defendant in that action if the matter was not resolved.
Adams asserts that, because of the accusations in the letter,
McGriff terminated his employment.
sued Bridgestone and related entities. In his complaint, he
alleged that Bridgestone or a related entity had interfered
with his business relationship with McGriff and had defamed
him via the letter to Barry McGriff. Adams subsequently
voluntarily dismissed all defendants except Bridgestone.
filed an answer and a counterclaim. In its counterclaim,
Bridgestone averred that Adams, while still employed by
Bridgestone, had taken actions for McGriff's benefit and
had "feigned acceptance" of an employment agreement
he never actually signed that included a noncompetition
provision. Although Bridgestone did not mention
arbitration or the EDR Plan in its answer or counterclaim,
approximately three months after filing those pleadings, it
amended its answer to assert arbitration as a defense, and it
filed a motion to compel arbitration of all claims pursuant
to the terms of the EDR Plan. The trial court denied
Bridgestone's motion to compel, and Bridgestone appealed.
appears that, after Bridgestone appealed, Adams attempted to
proceed with further discovery. Bridgestone filed a motion
requesting the trial court to enter an order staying further
discovery pending appeal, which Adams opposed. The trial
court denied Bridgestone's motion to stay.
"This Court reviews de novo the denial of a motion to
compel arbitration. Parkway Dodge, Inc. v.
Yarbrough, 779 So.2d 1205 (Ala. 2000). A motion to
compel arbitration is analogous to a motion for a summary
judgment. TranSouth Fin. Corp. v. Bell, 739 So.2d
1110, 1114 (Ala. 1999). The party seeking to compel
arbitration has the burden of proving the existence of a
contract calling for arbitration and proving that that
contract evidences a transaction affecting interstate
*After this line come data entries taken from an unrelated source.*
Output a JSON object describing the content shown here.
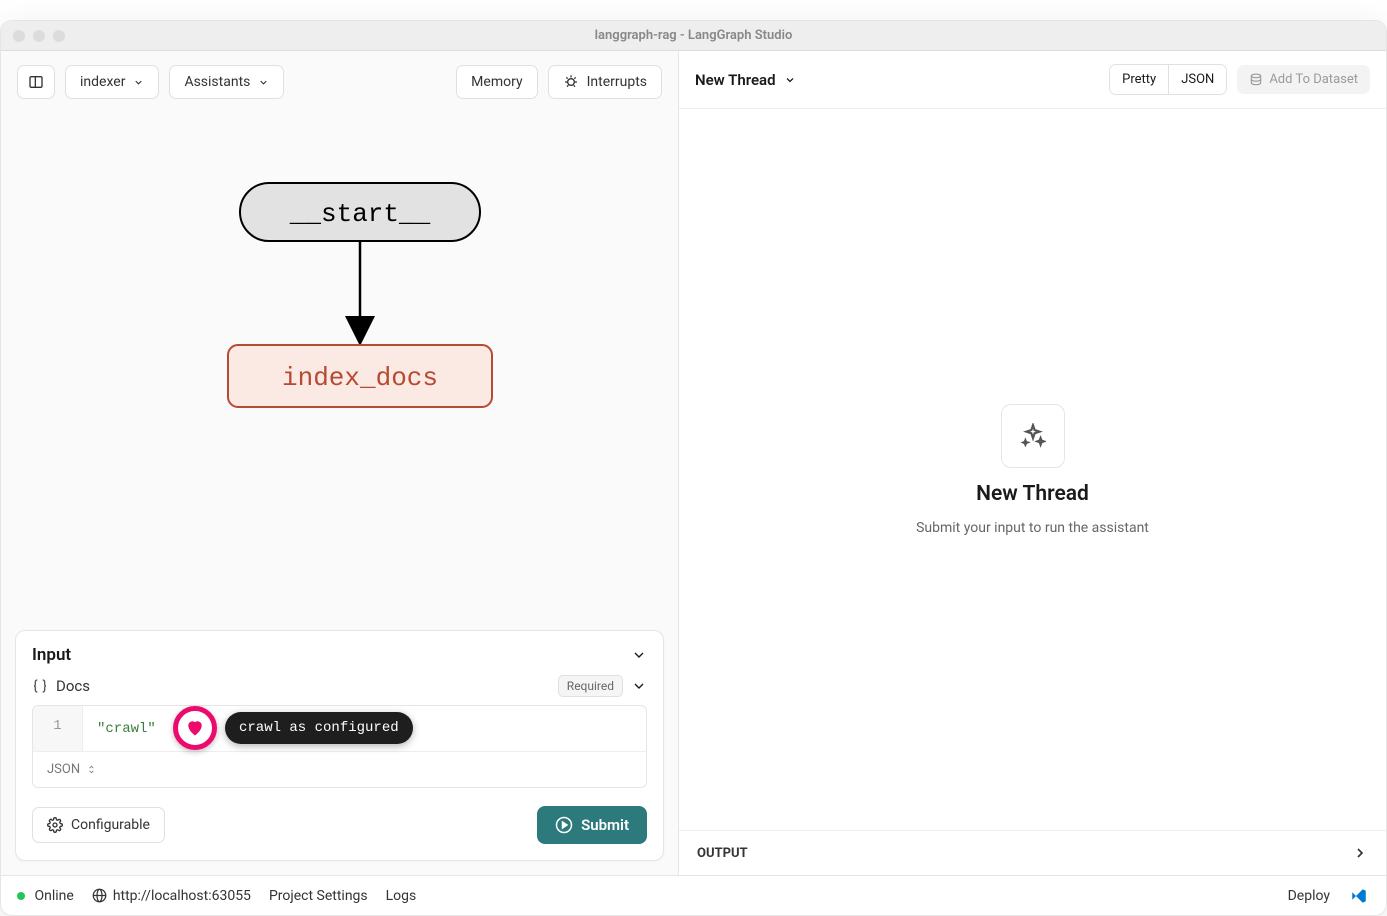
{
  "window": {
    "title": "langgraph-rag - LangGraph Studio"
  },
  "toolbar_left": {
    "graph_selector": "indexer",
    "assistants": "Assistants",
    "memory": "Memory",
    "interrupts": "Interrupts"
  },
  "graph": {
    "start_label": "__start__",
    "node_label": "index_docs"
  },
  "input_panel": {
    "title": "Input",
    "docs_label": "Docs",
    "required_badge": "Required",
    "code_line_number": "1",
    "code_value": "\"crawl\"",
    "editor_mode": "JSON",
    "configurable": "Configurable",
    "submit": "Submit"
  },
  "annotation": {
    "tooltip": "crawl as configured"
  },
  "right": {
    "thread_label": "New Thread",
    "pretty": "Pretty",
    "json": "JSON",
    "add_dataset": "Add To Dataset",
    "empty_title": "New Thread",
    "empty_sub": "Submit your input to run the assistant",
    "output": "OUTPUT"
  },
  "status": {
    "online": "Online",
    "url": "http://localhost:63055",
    "settings": "Project Settings",
    "logs": "Logs",
    "deploy": "Deploy"
  }
}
commerce. Id. '[A]fter a motion to compel
arbitration has been made and supported, the burden is on the
non-movant to present evidence that the supposed arbitration
agreement is not valid or does not apply to the dispute in
question.' Jim Burke Automotive, Inc. v.
Beavers, 674 So.2d 1260, 1265 n.1 (Ala. 1995) (opinion
on application for rehearing)."
Fleetwood Enters., Inc. v. Bruno, 784 So.2d 277, 280
(Ala. 2000) (emphasis omitted). It is undisputed that the EDR
Plan contains an arbitration provision and that the plan
evidences a transaction affecting interstate commerce. The
dispute is whether the arbitration ...